» What is required: The answer should contain every entry below, copied exactly.

» Given entries:
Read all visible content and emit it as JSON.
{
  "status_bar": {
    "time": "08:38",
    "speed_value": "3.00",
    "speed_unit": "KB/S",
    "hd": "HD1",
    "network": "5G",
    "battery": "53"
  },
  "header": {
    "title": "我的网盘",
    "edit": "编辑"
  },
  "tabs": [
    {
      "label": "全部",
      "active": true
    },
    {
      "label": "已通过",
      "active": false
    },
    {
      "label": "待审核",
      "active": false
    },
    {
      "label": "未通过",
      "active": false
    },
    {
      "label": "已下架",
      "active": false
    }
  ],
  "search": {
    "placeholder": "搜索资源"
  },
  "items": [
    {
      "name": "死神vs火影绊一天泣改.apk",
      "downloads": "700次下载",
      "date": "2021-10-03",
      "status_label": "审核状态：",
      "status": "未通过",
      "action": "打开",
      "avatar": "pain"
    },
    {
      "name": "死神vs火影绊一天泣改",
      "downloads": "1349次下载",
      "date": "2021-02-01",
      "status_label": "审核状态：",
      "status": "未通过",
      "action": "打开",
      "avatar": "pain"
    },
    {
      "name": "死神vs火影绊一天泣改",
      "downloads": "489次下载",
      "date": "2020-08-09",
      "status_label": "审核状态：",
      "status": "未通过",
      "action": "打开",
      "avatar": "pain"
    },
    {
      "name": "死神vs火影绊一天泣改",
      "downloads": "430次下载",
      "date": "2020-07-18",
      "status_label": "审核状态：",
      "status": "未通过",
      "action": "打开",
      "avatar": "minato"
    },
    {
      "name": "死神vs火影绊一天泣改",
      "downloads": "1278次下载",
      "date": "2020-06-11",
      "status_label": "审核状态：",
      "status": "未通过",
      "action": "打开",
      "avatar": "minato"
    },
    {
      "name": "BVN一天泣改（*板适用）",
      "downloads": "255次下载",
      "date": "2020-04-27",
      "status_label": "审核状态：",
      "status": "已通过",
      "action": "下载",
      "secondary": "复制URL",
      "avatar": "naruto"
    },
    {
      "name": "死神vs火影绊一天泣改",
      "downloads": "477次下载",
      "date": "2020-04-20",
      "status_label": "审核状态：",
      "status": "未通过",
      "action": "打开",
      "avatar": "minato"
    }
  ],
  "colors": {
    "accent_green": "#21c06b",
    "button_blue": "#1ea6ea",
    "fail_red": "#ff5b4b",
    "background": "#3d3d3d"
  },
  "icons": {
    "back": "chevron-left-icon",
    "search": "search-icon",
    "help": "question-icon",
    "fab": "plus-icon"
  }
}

» Solution to the exercise:
Read all visible content and emit it as JSON.
{
  "status_bar": {
    "time": "08:38",
    "speed_value": "3.00",
    "speed_unit": "KB/S",
    "hd": "HD1",
    "network": "5G",
    "battery": "53"
  },
  "header": {
    "title": "我的网盘",
    "edit": "编辑"
  },
  "tabs": [
    {
      "label": "全部",
      "active": true
    },
    {
      "label": "已通过",
      "active": false
    },
    {
      "label": "待审核",
      "active": false
    },
    {
      "label": "未通过",
      "active": false
    },
    {
      "label": "已下架",
      "active": false
    }
  ],
  "search": {
    "placeholder": "搜索资源"
  },
  "items": [
    {
      "name": "死神vs火影绊一天泣改.apk",
      "downloads": "700次下载",
      "date": "2021-10-03",
      "status_label": "审核状态：",
      "status": "未通过",
      "action": "打开",
      "avatar": "pain"
    },
    {
      "name": "死神vs火影绊一天泣改",
      "downloads": "1349次下载",
      "date": "2021-02-01",
      "status_label": "审核状态：",
      "status": "未通过",
      "action": "打开",
      "avatar": "pain"
    },
    {
      "name": "死神vs火影绊一天泣改",
      "downloads": "489次下载",
      "date": "2020-08-09",
      "status_label": "审核状态：",
      "status": "未通过",
      "action": "打开",
      "avatar": "pain"
    },
    {
      "name": "死神vs火影绊一天泣改",
      "downloads": "430次下载",
      "date": "2020-07-18",
      "status_label": "审核状态：",
      "status": "未通过",
      "action": "打开",
      "avatar": "minato"
    },
    {
      "name": "死神vs火影绊一天泣改",
      "downloads": "1278次下载",
      "date": "2020-06-11",
      "status_label": "审核状态：",
      "status": "未通过",
      "action": "打开",
      "avatar": "minato"
    },
    {
      "name": "BVN一天泣改（*板适用）",
      "downloads": "255次下载",
      "date": "2020-04-27",
      "status_label": "审核状态：",
      "status": "已通过",
      "action": "下载",
      "secondary": "复制URL",
      "avatar": "naruto"
    },
    {
      "name": "死神vs火影绊一天泣改",
      "downloads": "477次下载",
      "date": "2020-04-20",
      "status_label": "审核状态：",
      "status": "未通过",
      "action": "打开",
      "avatar": "minato"
    }
  ],
  "colors": {
    "accent_green": "#21c06b",
    "button_blue": "#1ea6ea",
    "fail_red": "#ff5b4b",
    "background": "#3d3d3d"
  },
  "icons": {
    "back": "chevron-left-icon",
    "search": "search-icon",
    "help": "question-icon",
    "fab": "plus-icon"
  }
}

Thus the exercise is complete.